**INSTRUCTIONS FOR THE TASK:**
Every line of the records below that holds the word "seçiniz" should be copied out.
╭─ DATA SHOWN
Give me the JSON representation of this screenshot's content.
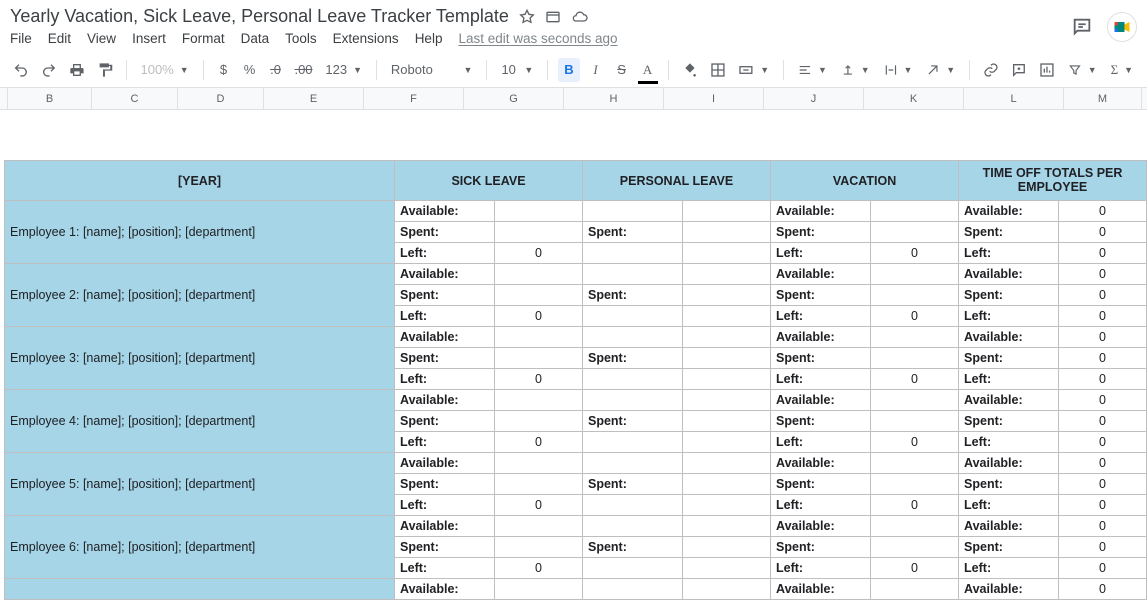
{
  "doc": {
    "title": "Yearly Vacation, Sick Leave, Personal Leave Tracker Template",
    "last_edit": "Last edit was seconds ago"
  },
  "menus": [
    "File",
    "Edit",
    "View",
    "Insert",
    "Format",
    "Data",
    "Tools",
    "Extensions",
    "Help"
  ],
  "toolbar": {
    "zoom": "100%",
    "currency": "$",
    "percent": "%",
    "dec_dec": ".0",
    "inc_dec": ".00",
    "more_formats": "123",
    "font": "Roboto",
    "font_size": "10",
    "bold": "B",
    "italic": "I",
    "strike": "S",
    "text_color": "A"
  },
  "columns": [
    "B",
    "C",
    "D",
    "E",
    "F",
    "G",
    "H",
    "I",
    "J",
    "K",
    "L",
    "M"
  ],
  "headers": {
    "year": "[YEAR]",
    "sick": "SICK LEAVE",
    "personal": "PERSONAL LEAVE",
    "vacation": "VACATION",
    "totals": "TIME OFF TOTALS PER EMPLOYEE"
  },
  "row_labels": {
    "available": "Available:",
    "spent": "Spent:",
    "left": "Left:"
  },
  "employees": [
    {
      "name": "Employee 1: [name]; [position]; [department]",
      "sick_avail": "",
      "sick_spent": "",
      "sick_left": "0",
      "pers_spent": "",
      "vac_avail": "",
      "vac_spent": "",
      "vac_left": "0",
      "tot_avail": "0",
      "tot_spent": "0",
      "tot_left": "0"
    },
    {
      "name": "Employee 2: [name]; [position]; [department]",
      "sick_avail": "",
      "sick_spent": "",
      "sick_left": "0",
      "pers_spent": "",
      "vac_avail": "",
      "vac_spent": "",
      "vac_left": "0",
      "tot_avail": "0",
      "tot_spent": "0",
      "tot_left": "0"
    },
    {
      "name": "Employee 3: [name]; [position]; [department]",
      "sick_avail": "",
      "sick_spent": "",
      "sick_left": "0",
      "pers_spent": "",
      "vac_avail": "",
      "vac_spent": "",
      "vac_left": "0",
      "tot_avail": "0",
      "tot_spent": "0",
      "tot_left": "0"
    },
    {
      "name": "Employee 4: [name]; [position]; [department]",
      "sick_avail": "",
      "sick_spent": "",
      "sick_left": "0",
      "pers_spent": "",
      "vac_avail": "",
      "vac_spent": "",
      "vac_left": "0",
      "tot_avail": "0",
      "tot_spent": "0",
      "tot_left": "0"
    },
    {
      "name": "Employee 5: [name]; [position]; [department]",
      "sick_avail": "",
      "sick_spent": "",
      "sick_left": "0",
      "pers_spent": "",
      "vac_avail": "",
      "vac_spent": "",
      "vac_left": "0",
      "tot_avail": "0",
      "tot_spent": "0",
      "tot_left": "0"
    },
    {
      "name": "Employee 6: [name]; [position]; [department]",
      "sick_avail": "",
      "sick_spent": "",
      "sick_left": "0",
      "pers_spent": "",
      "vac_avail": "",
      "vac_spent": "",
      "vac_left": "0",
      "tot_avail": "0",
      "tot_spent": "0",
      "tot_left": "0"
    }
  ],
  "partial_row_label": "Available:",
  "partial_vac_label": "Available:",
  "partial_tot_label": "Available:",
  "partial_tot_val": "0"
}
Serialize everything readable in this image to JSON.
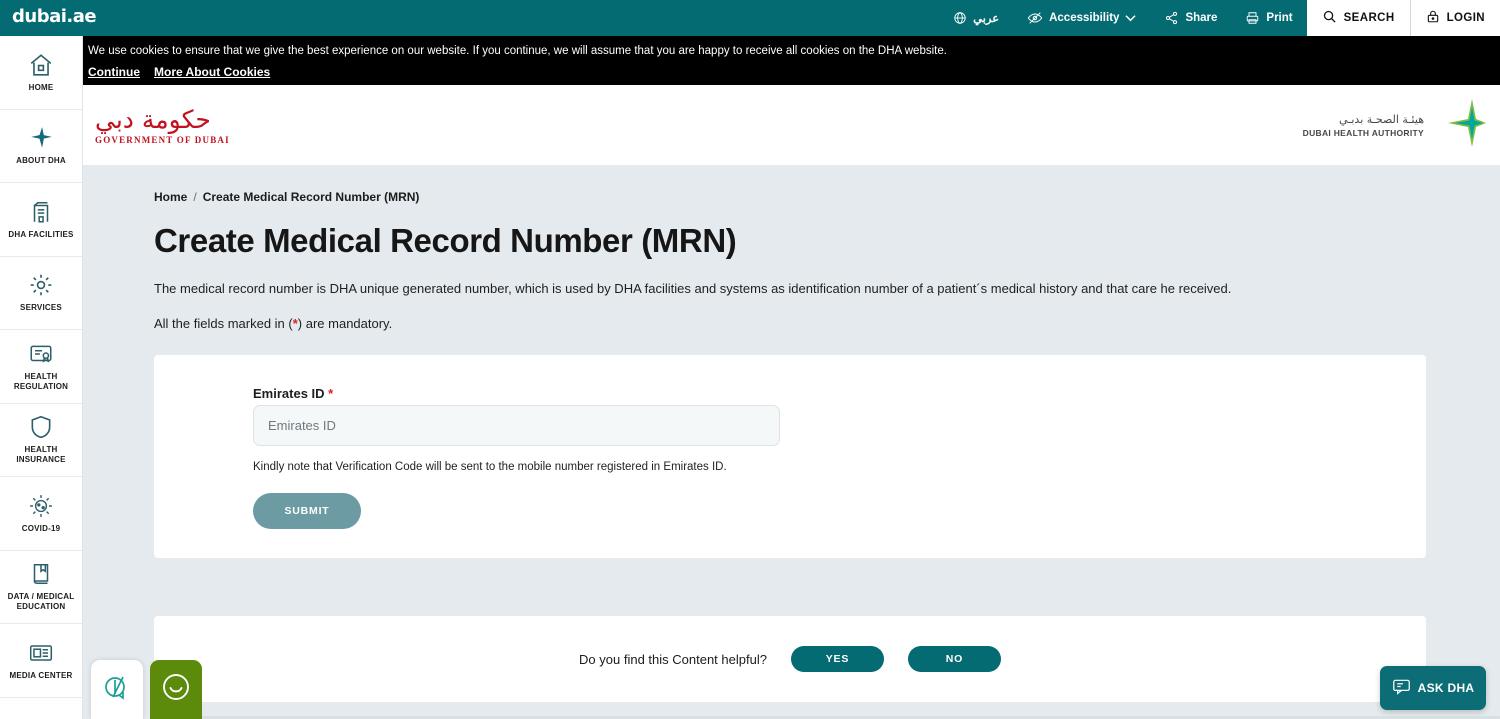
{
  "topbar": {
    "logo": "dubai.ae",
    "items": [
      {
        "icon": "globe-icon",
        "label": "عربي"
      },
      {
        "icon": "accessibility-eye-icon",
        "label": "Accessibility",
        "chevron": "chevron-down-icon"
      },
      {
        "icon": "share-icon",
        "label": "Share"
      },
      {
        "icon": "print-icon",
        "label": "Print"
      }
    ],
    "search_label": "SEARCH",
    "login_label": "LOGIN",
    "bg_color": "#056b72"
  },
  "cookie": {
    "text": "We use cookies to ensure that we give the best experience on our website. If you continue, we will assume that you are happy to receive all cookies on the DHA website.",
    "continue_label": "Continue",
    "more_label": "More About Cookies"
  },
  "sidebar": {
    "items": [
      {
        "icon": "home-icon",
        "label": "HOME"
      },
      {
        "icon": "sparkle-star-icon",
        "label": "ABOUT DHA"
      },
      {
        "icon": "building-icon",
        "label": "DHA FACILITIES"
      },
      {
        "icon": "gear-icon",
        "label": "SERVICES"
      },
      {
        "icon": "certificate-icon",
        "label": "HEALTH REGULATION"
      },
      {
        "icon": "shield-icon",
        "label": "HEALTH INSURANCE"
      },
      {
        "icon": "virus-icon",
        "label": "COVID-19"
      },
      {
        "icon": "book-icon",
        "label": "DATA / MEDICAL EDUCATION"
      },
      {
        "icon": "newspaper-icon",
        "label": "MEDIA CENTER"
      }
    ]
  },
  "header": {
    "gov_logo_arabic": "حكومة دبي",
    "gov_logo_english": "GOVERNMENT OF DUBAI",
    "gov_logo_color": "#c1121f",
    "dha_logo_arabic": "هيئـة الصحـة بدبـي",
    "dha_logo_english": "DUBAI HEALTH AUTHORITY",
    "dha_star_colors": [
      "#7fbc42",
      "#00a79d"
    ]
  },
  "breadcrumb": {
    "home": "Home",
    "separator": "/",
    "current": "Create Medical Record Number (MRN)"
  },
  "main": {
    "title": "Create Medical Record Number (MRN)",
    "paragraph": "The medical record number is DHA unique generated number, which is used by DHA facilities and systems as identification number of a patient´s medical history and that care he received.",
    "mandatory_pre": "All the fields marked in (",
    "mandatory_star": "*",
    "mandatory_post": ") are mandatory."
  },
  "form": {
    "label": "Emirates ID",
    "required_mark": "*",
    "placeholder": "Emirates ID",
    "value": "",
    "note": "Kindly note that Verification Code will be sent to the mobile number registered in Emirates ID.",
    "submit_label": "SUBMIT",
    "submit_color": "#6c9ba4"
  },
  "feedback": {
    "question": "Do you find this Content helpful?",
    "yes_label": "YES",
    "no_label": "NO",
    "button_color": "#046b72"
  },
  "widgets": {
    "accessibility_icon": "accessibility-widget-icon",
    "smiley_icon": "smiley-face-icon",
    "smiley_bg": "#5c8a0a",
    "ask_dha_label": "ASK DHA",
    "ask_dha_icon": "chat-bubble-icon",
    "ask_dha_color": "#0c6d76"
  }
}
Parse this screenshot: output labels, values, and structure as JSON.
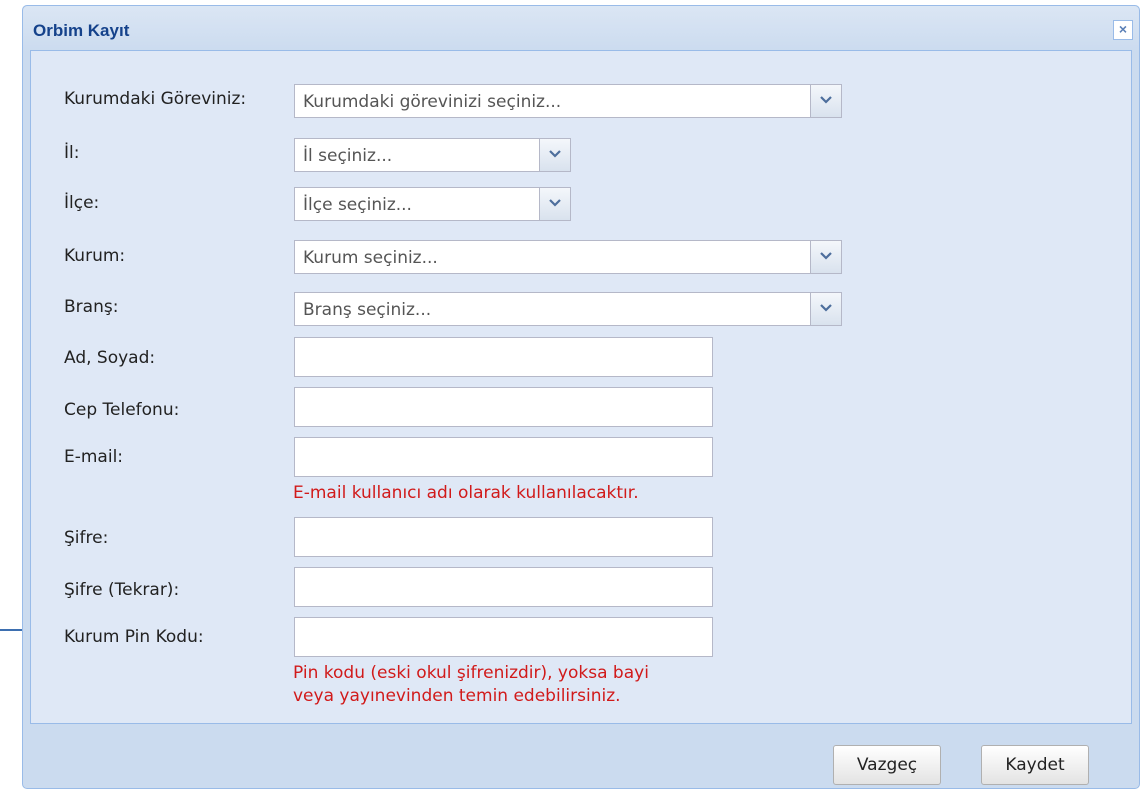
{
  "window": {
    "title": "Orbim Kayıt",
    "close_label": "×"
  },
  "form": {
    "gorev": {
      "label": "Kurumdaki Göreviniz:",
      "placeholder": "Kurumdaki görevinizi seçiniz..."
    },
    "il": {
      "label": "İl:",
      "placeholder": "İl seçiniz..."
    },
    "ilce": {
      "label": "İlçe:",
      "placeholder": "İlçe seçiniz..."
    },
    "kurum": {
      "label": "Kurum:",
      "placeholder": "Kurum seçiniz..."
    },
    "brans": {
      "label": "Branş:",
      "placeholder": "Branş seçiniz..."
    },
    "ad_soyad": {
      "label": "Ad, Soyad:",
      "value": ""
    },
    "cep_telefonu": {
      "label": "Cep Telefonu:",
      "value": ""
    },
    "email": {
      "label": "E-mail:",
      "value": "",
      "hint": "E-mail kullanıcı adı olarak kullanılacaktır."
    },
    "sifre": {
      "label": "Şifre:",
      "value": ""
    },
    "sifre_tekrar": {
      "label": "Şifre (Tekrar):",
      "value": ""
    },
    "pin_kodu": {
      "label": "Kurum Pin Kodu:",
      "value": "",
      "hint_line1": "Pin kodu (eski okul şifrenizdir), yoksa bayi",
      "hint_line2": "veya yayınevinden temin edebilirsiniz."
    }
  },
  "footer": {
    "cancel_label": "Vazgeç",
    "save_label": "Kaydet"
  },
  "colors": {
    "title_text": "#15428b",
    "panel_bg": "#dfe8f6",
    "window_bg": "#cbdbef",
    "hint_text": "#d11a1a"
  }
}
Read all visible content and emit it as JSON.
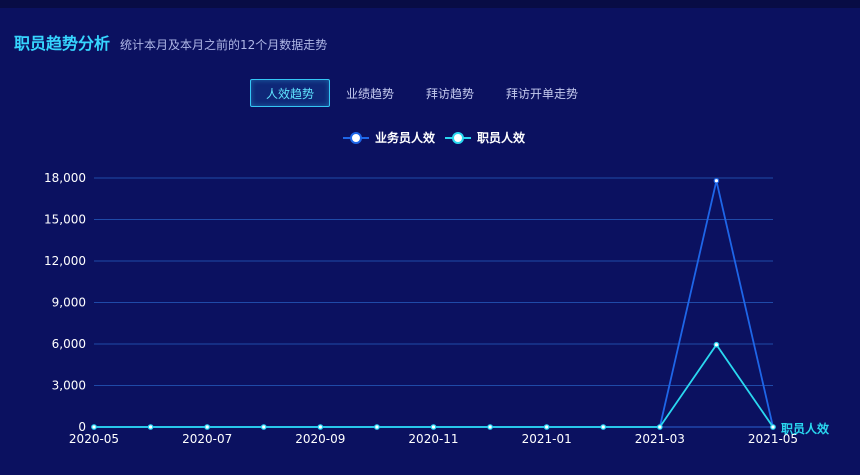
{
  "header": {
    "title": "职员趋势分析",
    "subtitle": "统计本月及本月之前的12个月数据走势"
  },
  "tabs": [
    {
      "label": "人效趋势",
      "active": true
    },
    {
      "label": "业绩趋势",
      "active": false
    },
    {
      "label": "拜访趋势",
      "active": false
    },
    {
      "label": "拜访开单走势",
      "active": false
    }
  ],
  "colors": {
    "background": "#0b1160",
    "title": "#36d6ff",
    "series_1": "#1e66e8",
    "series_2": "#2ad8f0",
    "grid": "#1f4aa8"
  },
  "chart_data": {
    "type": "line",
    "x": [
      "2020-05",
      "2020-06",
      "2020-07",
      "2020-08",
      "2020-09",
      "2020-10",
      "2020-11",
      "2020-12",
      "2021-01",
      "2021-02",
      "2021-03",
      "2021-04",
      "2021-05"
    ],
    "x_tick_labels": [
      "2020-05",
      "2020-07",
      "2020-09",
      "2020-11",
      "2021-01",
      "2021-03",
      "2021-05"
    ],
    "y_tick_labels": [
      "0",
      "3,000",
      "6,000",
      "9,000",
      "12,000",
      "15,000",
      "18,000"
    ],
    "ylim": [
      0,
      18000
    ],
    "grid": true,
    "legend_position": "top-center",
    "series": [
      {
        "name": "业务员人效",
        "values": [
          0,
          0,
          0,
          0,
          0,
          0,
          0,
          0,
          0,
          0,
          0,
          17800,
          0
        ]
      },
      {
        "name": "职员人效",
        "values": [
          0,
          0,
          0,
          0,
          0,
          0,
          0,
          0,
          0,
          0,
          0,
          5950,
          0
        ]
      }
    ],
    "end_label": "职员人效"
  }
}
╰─
**REPLY TO THE EXERCISE:**
      "placeholder": "Kurumdaki görevinizi seçiniz..."
      "placeholder": "İl seçiniz..."
      "placeholder": "İlçe seçiniz..."
      "placeholder": "Kurum seçiniz..."
      "placeholder": "Branş seçiniz..."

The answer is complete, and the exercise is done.